(Dataset records)
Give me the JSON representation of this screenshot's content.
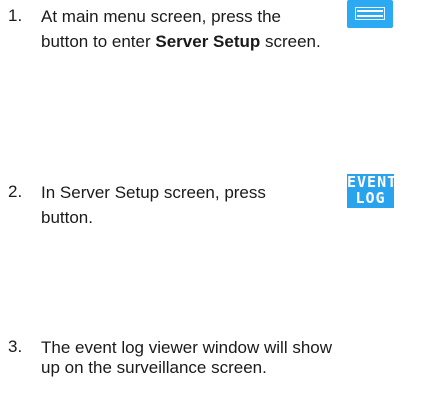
{
  "steps": [
    {
      "number": "1.",
      "line1": "At main menu screen, press the",
      "line2_pre": "button to enter ",
      "line2_bold": "Server Setup",
      "line2_post": " screen.",
      "button_icon": "server-setup-icon"
    },
    {
      "number": "2.",
      "line1": "In Server Setup screen, press",
      "line2": "button.",
      "button_label_top": "EVENT",
      "button_label_bottom": "LOG"
    },
    {
      "number": "3.",
      "line1": "The event log viewer window will show",
      "line2": "up on the surveillance screen."
    }
  ],
  "colors": {
    "button_blue": "#2ba9f2",
    "text": "#1a1a1a"
  }
}
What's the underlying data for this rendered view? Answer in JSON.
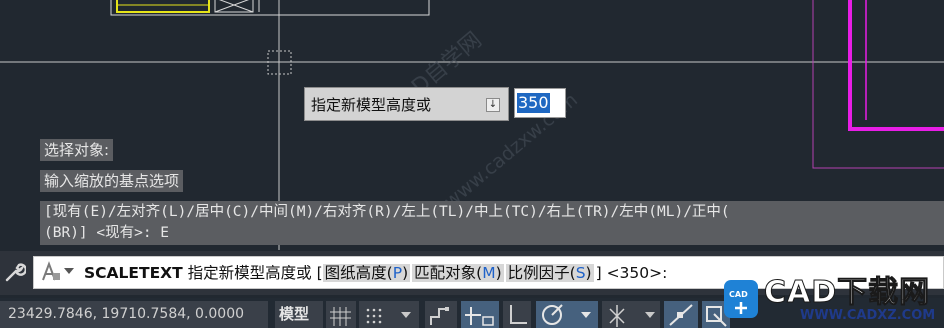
{
  "prompt": {
    "label": "指定新模型高度或",
    "arrow_icon": "down-arrow-key-icon",
    "value": "350"
  },
  "history": {
    "line1": "选择对象:",
    "line2": "输入缩放的基点选项",
    "line3a": "[现有(E)/左对齐(L)/居中(C)/中间(M)/右对齐(R)/左上(TL)/中上(TC)/右上(TR)/左中(ML)/正中(",
    "line3b": "(BR)] <现有>: E"
  },
  "command": {
    "name": "SCALETEXT",
    "prompt": "指定新模型高度或",
    "bracket_open": "[",
    "options": [
      {
        "label": "图纸高度(",
        "key": "P",
        "close": ")"
      },
      {
        "label": "匹配对象(",
        "key": "M",
        "close": ")"
      },
      {
        "label": "比例因子(",
        "key": "S",
        "close": ")"
      }
    ],
    "tail": "] <350>:",
    "icon": "autocad-command-icon"
  },
  "status": {
    "coordinates": "23429.7846, 19710.7584, 0.0000",
    "model_label": "模型"
  },
  "watermark": {
    "line1": "CAD自学网",
    "line2": "www.cadzxw.com"
  },
  "brand": {
    "title": "CAD下载网",
    "url": "WWW.CADXZ.COM"
  },
  "colors": {
    "canvas_bg": "#212830",
    "magenta": "#e81ee6",
    "yellow": "#e7e51a",
    "selection": "#1f68c2",
    "option_key": "#1f62c9"
  }
}
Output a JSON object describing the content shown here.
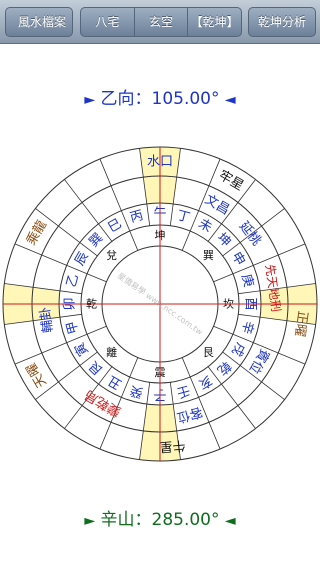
{
  "nav": {
    "back_label": "風水檔案",
    "tabs": [
      "八宅",
      "玄空",
      "【乾坤】"
    ],
    "right_label": "乾坤分析"
  },
  "top_direction": {
    "arrow_left": "►",
    "text": "乙向：105.00°",
    "arrow_right": "◄"
  },
  "bottom_direction": {
    "arrow_left": "►",
    "text": "辛山：285.00°",
    "arrow_right": "◄"
  },
  "colors": {
    "blue": "#1d35c8",
    "red": "#d01818",
    "brown": "#8b4c12",
    "black": "#111111",
    "grid": "#333333",
    "highlight": "#fff6b8",
    "center_text": "#999999"
  },
  "compass": {
    "outer_ring": {
      "南": "水口",
      "西北": "乘龍",
      "西": "先天地"
    },
    "sector_labels": [
      {
        "text": "水口",
        "color": "blue"
      },
      {
        "text": "文昌",
        "color": "blue"
      },
      {
        "text": "延桃",
        "color": "blue"
      },
      {
        "text": "先天地刑",
        "color": "red"
      },
      {
        "text": "乘龍",
        "color": "brown"
      },
      {
        "text": "輔卦",
        "color": "blue"
      },
      {
        "text": "變乾局",
        "color": "red"
      },
      {
        "text": "客位",
        "color": "blue"
      },
      {
        "text": "賓位",
        "color": "blue"
      },
      {
        "text": "牛星",
        "color": "black"
      },
      {
        "text": "牢星",
        "color": "black"
      },
      {
        "text": "正曜",
        "color": "brown"
      },
      {
        "text": "天曜",
        "color": "brown"
      }
    ],
    "mountains": [
      "午",
      "丁",
      "未",
      "坤",
      "申",
      "庚",
      "酉",
      "辛",
      "戌",
      "乾",
      "亥",
      "壬",
      "子",
      "癸",
      "丑",
      "艮",
      "寅",
      "甲",
      "卯",
      "乙",
      "辰",
      "巽",
      "巳",
      "丙"
    ],
    "trigrams": [
      "乾",
      "兌",
      "坤",
      "巽",
      "坎",
      "艮",
      "震",
      "離"
    ],
    "watermark": "星僑易學 www.ncc.com.tw"
  }
}
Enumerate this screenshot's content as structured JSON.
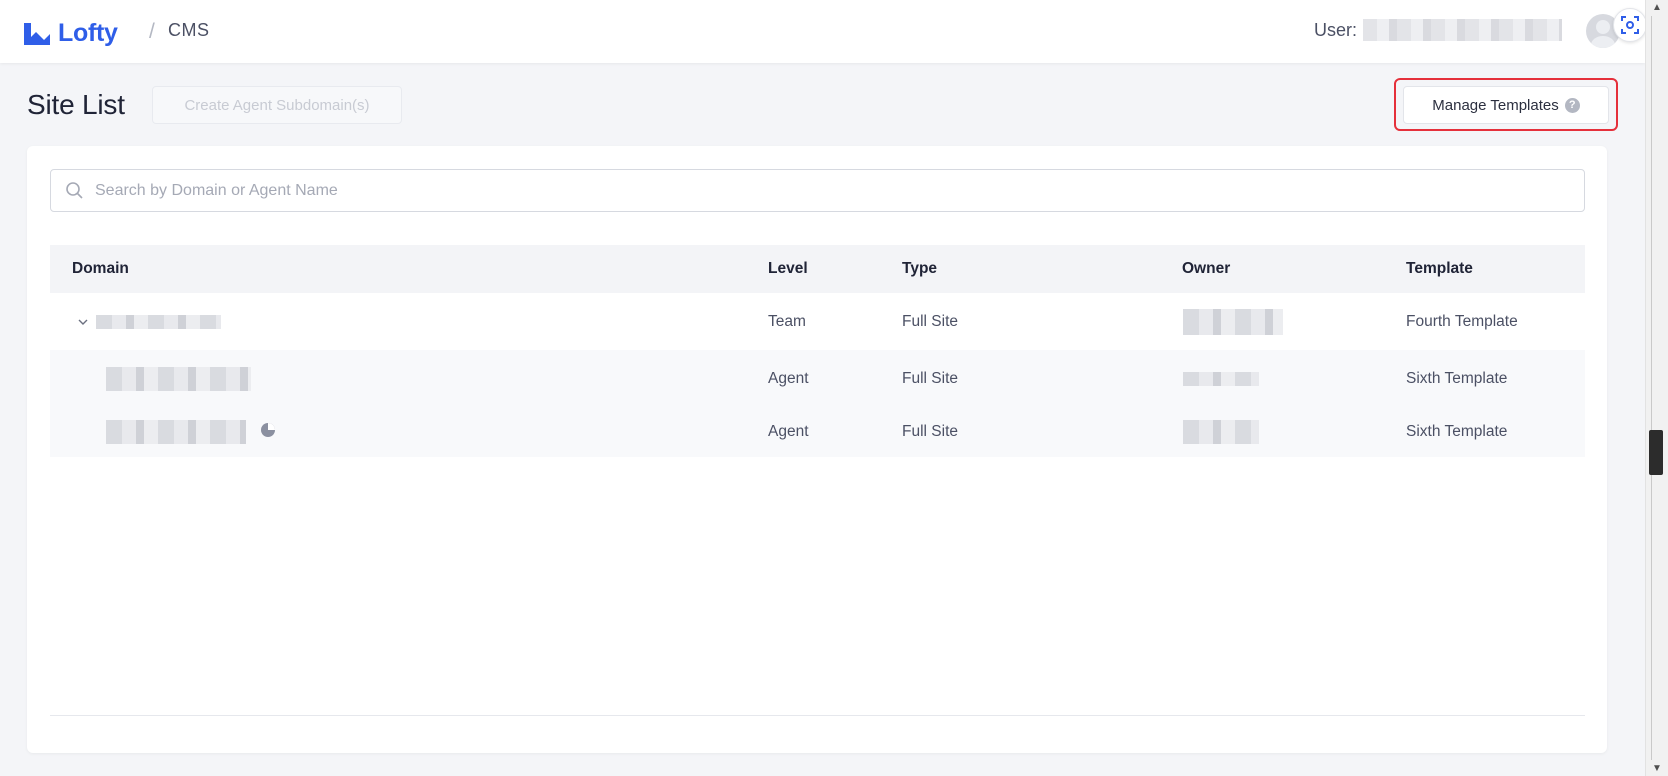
{
  "app": {
    "logo_text": "Lofty",
    "breadcrumb_separator": "/",
    "breadcrumb": "CMS",
    "user_label": "User:",
    "brand_color": "#2f5ee8"
  },
  "page": {
    "title": "Site List",
    "create_button": "Create Agent Subdomain(s)",
    "manage_button": "Manage Templates",
    "help_glyph": "?"
  },
  "search": {
    "placeholder": "Search by Domain or Agent Name"
  },
  "table": {
    "headers": {
      "domain": "Domain",
      "level": "Level",
      "type": "Type",
      "owner": "Owner",
      "template": "Template"
    },
    "rows": [
      {
        "level": "Team",
        "type": "Full Site",
        "template": "Fourth Template",
        "expanded": true,
        "indent": 0
      },
      {
        "level": "Agent",
        "type": "Full Site",
        "template": "Sixth Template",
        "indent": 1
      },
      {
        "level": "Agent",
        "type": "Full Site",
        "template": "Sixth Template",
        "indent": 1,
        "status_icon": "half-circle-icon"
      }
    ]
  }
}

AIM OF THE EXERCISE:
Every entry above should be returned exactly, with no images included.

EXERCISE RESULT:
Give me the JSON representation of this screenshot's content.
{
  "steps": [
    {
      "number": "1.",
      "line1": "At main menu screen, press the",
      "line2_pre": "button to enter ",
      "line2_bold": "Server Setup",
      "line2_post": " screen.",
      "button_icon": "server-setup-icon"
    },
    {
      "number": "2.",
      "line1": "In Server Setup screen, press",
      "line2": "button.",
      "button_label_top": "EVENT",
      "button_label_bottom": "LOG"
    },
    {
      "number": "3.",
      "line1": "The event log viewer window will show",
      "line2": "up on the surveillance screen."
    }
  ],
  "colors": {
    "button_blue": "#2ba9f2",
    "text": "#1a1a1a"
  }
}
What's the underlying data for this rendered view? Answer in JSON.
{
  "prompt": {
    "label": "指定新模型高度或",
    "arrow_icon": "down-arrow-key-icon",
    "value": "350"
  },
  "history": {
    "line1": "选择对象:",
    "line2": "输入缩放的基点选项",
    "line3a": "[现有(E)/左对齐(L)/居中(C)/中间(M)/右对齐(R)/左上(TL)/中上(TC)/右上(TR)/左中(ML)/正中(",
    "line3b": "(BR)] <现有>: E"
  },
  "command": {
    "name": "SCALETEXT",
    "prompt": "指定新模型高度或",
    "bracket_open": "[",
    "options": [
      {
        "label": "图纸高度(",
        "key": "P",
        "close": ")"
      },
      {
        "label": "匹配对象(",
        "key": "M",
        "close": ")"
      },
      {
        "label": "比例因子(",
        "key": "S",
        "close": ")"
      }
    ],
    "tail": "] <350>:",
    "icon": "autocad-command-icon"
  },
  "status": {
    "coordinates": "23429.7846, 19710.7584, 0.0000",
    "model_label": "模型"
  },
  "watermark": {
    "line1": "CAD自学网",
    "line2": "www.cadzxw.com"
  },
  "brand": {
    "title": "CAD下载网",
    "url": "WWW.CADXZ.COM"
  },
  "colors": {
    "canvas_bg": "#212830",
    "magenta": "#e81ee6",
    "yellow": "#e7e51a",
    "selection": "#1f68c2",
    "option_key": "#1f62c9"
  }
}
Output a JSON object describing the content shown here.
{
  "nav": {
    "back_label": "風水檔案",
    "tabs": [
      "八宅",
      "玄空",
      "【乾坤】"
    ],
    "right_label": "乾坤分析"
  },
  "top_direction": {
    "arrow_left": "►",
    "text": "乙向：105.00°",
    "arrow_right": "◄"
  },
  "bottom_direction": {
    "arrow_left": "►",
    "text": "辛山：285.00°",
    "arrow_right": "◄"
  },
  "colors": {
    "blue": "#1d35c8",
    "red": "#d01818",
    "brown": "#8b4c12",
    "black": "#111111",
    "grid": "#333333",
    "highlight": "#fff6b8",
    "center_text": "#999999"
  },
  "compass": {
    "outer_ring": {
      "南": "水口",
      "西北": "乘龍",
      "西": "先天地"
    },
    "sector_labels": [
      {
        "text": "水口",
        "color": "blue"
      },
      {
        "text": "文昌",
        "color": "blue"
      },
      {
        "text": "延桃",
        "color": "blue"
      },
      {
        "text": "先天地刑",
        "color": "red"
      },
      {
        "text": "乘龍",
        "color": "brown"
      },
      {
        "text": "輔卦",
        "color": "blue"
      },
      {
        "text": "變乾局",
        "color": "red"
      },
      {
        "text": "客位",
        "color": "blue"
      },
      {
        "text": "賓位",
        "color": "blue"
      },
      {
        "text": "牛星",
        "color": "black"
      },
      {
        "text": "牢星",
        "color": "black"
      },
      {
        "text": "正曜",
        "color": "brown"
      },
      {
        "text": "天曜",
        "color": "brown"
      }
    ],
    "mountains": [
      "午",
      "丁",
      "未",
      "坤",
      "申",
      "庚",
      "酉",
      "辛",
      "戌",
      "乾",
      "亥",
      "壬",
      "子",
      "癸",
      "丑",
      "艮",
      "寅",
      "甲",
      "卯",
      "乙",
      "辰",
      "巽",
      "巳",
      "丙"
    ],
    "trigrams": [
      "乾",
      "兌",
      "坤",
      "巽",
      "坎",
      "艮",
      "震",
      "離"
    ],
    "watermark": "星僑易學 www.ncc.com.tw"
  }
}
Enumerate this screenshot's content as structured JSON.
{
  "app": {
    "logo_text": "Lofty",
    "breadcrumb_separator": "/",
    "breadcrumb": "CMS",
    "user_label": "User:",
    "brand_color": "#2f5ee8"
  },
  "page": {
    "title": "Site List",
    "create_button": "Create Agent Subdomain(s)",
    "manage_button": "Manage Templates",
    "help_glyph": "?"
  },
  "search": {
    "placeholder": "Search by Domain or Agent Name"
  },
  "table": {
    "headers": {
      "domain": "Domain",
      "level": "Level",
      "type": "Type",
      "owner": "Owner",
      "template": "Template"
    },
    "rows": [
      {
        "level": "Team",
        "type": "Full Site",
        "template": "Fourth Template",
        "expanded": true,
        "indent": 0
      },
      {
        "level": "Agent",
        "type": "Full Site",
        "template": "Sixth Template",
        "indent": 1
      },
      {
        "level": "Agent",
        "type": "Full Site",
        "template": "Sixth Template",
        "indent": 1,
        "status_icon": "half-circle-icon"
      }
    ]
  }
}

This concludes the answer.